484.2 Polish women in the British labour market: Experiences of de-skilling and re-skilling

Friday, August 3, 2012: 10:56 AM
Faculty of Economics, TBA
Oral Presentation
Bernadetta SIARA , City University London, London, United Kingdom
This paper will discuss employment experiences of Polish women in the United Kingdom (UK). The research found that women seemed to have experienced occupational downgrading i.e. women worked in lower level occupations in the UK in comparison to the occupations they held in Poland. Moreover, women experienced de-skilling, as despite having high level skills and qualification, they worked in occupations requiring low level skills.

Higher education qualifications from Poland or good language knowledge played little positive role in women’s experiences overall. Women experienced barriers on the UK labour market i.e. some did not have their rights satisfied and experienced unfavourable treatment at work in a form of discrimination and bullying. However, some women acquired higher level qualifications in the UK and as a result their situation appeared to change for the better. Re-skilling i.e. getting new skills and qualifications appeared to have improved their situation.  They were then more likely to work in higher level occupations and more likely to have positive experiences.

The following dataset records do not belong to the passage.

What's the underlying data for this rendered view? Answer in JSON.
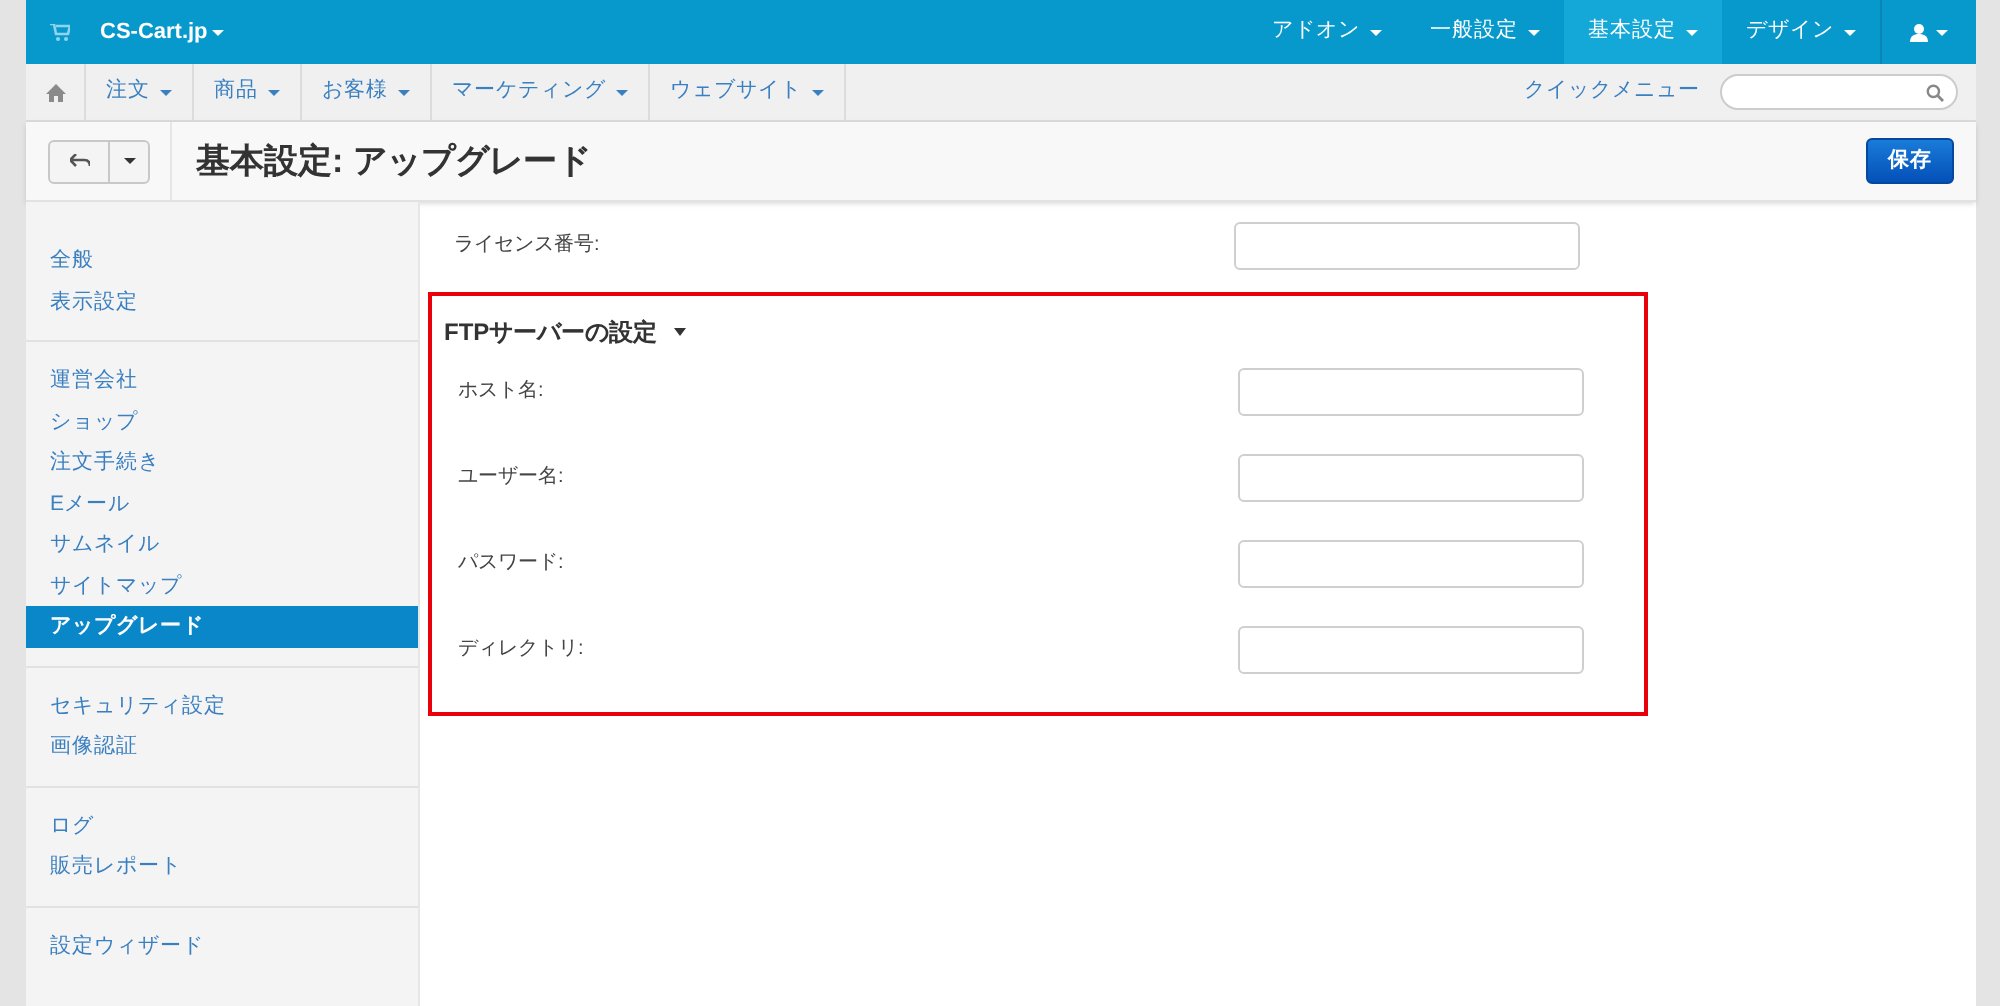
{
  "top_bar": {
    "brand": "CS-Cart.jp",
    "menu": [
      {
        "label": "アドオン",
        "selected": false
      },
      {
        "label": "一般設定",
        "selected": false
      },
      {
        "label": "基本設定",
        "selected": true
      },
      {
        "label": "デザイン",
        "selected": false
      }
    ]
  },
  "nav_bar": {
    "items": [
      "注文",
      "商品",
      "お客様",
      "マーケティング",
      "ウェブサイト"
    ],
    "quick_menu": "クイックメニュー"
  },
  "title_bar": {
    "title": "基本設定: アップグレード",
    "save_button": "保存"
  },
  "sidebar": {
    "groups": [
      {
        "items": [
          {
            "label": "全般",
            "selected": false
          },
          {
            "label": "表示設定",
            "selected": false
          }
        ]
      },
      {
        "items": [
          {
            "label": "運営会社",
            "selected": false
          },
          {
            "label": "ショップ",
            "selected": false
          },
          {
            "label": "注文手続き",
            "selected": false
          },
          {
            "label": "Eメール",
            "selected": false
          },
          {
            "label": "サムネイル",
            "selected": false
          },
          {
            "label": "サイトマップ",
            "selected": false
          },
          {
            "label": "アップグレード",
            "selected": true
          }
        ]
      },
      {
        "items": [
          {
            "label": "セキュリティ設定",
            "selected": false
          },
          {
            "label": "画像認証",
            "selected": false
          }
        ]
      },
      {
        "items": [
          {
            "label": "ログ",
            "selected": false
          },
          {
            "label": "販売レポート",
            "selected": false
          }
        ]
      },
      {
        "items": [
          {
            "label": "設定ウィザード",
            "selected": false
          }
        ]
      }
    ]
  },
  "form": {
    "fields": [
      {
        "label": "ライセンス番号:"
      }
    ],
    "section": {
      "title": "FTPサーバーの設定",
      "expanded": true,
      "highlighted": true,
      "fields": [
        {
          "label": "ホスト名:"
        },
        {
          "label": "ユーザー名:"
        },
        {
          "label": "パスワード:"
        },
        {
          "label": "ディレクトリ:"
        }
      ]
    }
  }
}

This paper shows that although Polish women in the UK seem to have a high level of human capital (including both high level qualifications and very good English language knowledge) they seem to be disadvantaged in the labour market in terms of type of work performed and general employment experiences. The migration context is additionally important as Polish women in the UK as the EU citizens have an unrestricted by immigration rules access to the labour market and educational system, so they have an opportunity to freely change employment and acquire new skills and qualifications and some research participants did so. However, despite that women still experience a ‘double disadvantage’ connected with their migrant and gender status in the UK.